[Data records for software interfaces]
════════════════════
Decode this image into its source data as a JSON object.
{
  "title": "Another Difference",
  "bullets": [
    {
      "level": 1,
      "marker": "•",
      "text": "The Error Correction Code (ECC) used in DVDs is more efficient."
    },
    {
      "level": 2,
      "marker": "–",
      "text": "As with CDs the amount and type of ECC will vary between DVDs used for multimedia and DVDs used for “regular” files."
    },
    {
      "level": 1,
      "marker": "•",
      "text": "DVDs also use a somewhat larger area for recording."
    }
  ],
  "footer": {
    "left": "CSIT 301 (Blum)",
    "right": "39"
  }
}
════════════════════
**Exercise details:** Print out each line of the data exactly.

**Worked solution:**
Decode this image into its source data as a JSON object.
{
  "title": "Another Difference",
  "bullets": [
    {
      "level": 1,
      "marker": "•",
      "text": "The Error Correction Code (ECC) used in DVDs is more efficient."
    },
    {
      "level": 2,
      "marker": "–",
      "text": "As with CDs the amount and type of ECC will vary between DVDs used for multimedia and DVDs used for “regular” files."
    },
    {
      "level": 1,
      "marker": "•",
      "text": "DVDs also use a somewhat larger area for recording."
    }
  ],
  "footer": {
    "left": "CSIT 301 (Blum)",
    "right": "39"
  }
}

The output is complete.